Task requirements - Reproduce all of the data, making sure that no line differs from the original.

Provided information -
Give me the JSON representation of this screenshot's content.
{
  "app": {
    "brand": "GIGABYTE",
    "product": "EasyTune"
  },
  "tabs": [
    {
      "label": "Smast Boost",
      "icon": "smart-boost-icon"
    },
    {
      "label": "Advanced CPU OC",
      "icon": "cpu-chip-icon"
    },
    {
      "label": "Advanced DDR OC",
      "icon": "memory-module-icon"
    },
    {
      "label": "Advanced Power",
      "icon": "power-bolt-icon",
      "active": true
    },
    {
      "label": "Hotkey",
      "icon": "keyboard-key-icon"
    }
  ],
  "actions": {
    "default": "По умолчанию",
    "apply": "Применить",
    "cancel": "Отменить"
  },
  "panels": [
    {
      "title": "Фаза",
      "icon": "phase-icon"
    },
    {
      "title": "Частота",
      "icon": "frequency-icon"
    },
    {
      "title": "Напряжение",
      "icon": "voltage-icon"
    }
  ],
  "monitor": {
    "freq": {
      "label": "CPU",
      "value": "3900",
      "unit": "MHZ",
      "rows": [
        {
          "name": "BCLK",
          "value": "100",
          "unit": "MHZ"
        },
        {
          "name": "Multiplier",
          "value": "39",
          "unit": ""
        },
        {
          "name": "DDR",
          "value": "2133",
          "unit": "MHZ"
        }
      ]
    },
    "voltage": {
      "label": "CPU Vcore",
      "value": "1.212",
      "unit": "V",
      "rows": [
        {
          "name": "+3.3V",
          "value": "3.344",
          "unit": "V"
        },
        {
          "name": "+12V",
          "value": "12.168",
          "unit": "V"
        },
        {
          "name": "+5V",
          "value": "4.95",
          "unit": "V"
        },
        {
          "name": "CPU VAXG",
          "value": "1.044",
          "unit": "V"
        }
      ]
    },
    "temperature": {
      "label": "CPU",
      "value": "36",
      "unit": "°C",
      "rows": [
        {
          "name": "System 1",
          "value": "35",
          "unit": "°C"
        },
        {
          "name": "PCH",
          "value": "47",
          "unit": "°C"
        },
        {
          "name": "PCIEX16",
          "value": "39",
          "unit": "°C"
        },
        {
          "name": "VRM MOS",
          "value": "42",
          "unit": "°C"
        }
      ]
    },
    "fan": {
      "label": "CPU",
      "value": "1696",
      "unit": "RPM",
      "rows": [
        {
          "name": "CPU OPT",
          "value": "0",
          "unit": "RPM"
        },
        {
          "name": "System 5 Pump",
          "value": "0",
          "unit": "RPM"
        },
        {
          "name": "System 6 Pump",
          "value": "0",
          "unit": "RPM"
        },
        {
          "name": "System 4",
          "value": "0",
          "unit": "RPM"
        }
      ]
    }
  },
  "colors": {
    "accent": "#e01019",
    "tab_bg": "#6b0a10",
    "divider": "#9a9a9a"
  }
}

Task output -
Give me the JSON representation of this screenshot's content.
{
  "app": {
    "brand": "GIGABYTE",
    "product": "EasyTune"
  },
  "tabs": [
    {
      "label": "Smast Boost",
      "icon": "smart-boost-icon"
    },
    {
      "label": "Advanced CPU OC",
      "icon": "cpu-chip-icon"
    },
    {
      "label": "Advanced DDR OC",
      "icon": "memory-module-icon"
    },
    {
      "label": "Advanced Power",
      "icon": "power-bolt-icon",
      "active": true
    },
    {
      "label": "Hotkey",
      "icon": "keyboard-key-icon"
    }
  ],
  "actions": {
    "default": "По умолчанию",
    "apply": "Применить",
    "cancel": "Отменить"
  },
  "panels": [
    {
      "title": "Фаза",
      "icon": "phase-icon"
    },
    {
      "title": "Частота",
      "icon": "frequency-icon"
    },
    {
      "title": "Напряжение",
      "icon": "voltage-icon"
    }
  ],
  "monitor": {
    "freq": {
      "label": "CPU",
      "value": "3900",
      "unit": "MHZ",
      "rows": [
        {
          "name": "BCLK",
          "value": "100",
          "unit": "MHZ"
        },
        {
          "name": "Multiplier",
          "value": "39",
          "unit": ""
        },
        {
          "name": "DDR",
          "value": "2133",
          "unit": "MHZ"
        }
      ]
    },
    "voltage": {
      "label": "CPU Vcore",
      "value": "1.212",
      "unit": "V",
      "rows": [
        {
          "name": "+3.3V",
          "value": "3.344",
          "unit": "V"
        },
        {
          "name": "+12V",
          "value": "12.168",
          "unit": "V"
        },
        {
          "name": "+5V",
          "value": "4.95",
          "unit": "V"
        },
        {
          "name": "CPU VAXG",
          "value": "1.044",
          "unit": "V"
        }
      ]
    },
    "temperature": {
      "label": "CPU",
      "value": "36",
      "unit": "°C",
      "rows": [
        {
          "name": "System 1",
          "value": "35",
          "unit": "°C"
        },
        {
          "name": "PCH",
          "value": "47",
          "unit": "°C"
        },
        {
          "name": "PCIEX16",
          "value": "39",
          "unit": "°C"
        },
        {
          "name": "VRM MOS",
          "value": "42",
          "unit": "°C"
        }
      ]
    },
    "fan": {
      "label": "CPU",
      "value": "1696",
      "unit": "RPM",
      "rows": [
        {
          "name": "CPU OPT",
          "value": "0",
          "unit": "RPM"
        },
        {
          "name": "System 5 Pump",
          "value": "0",
          "unit": "RPM"
        },
        {
          "name": "System 6 Pump",
          "value": "0",
          "unit": "RPM"
        },
        {
          "name": "System 4",
          "value": "0",
          "unit": "RPM"
        }
      ]
    }
  },
  "colors": {
    "accent": "#e01019",
    "tab_bg": "#6b0a10",
    "divider": "#9a9a9a"
  }
}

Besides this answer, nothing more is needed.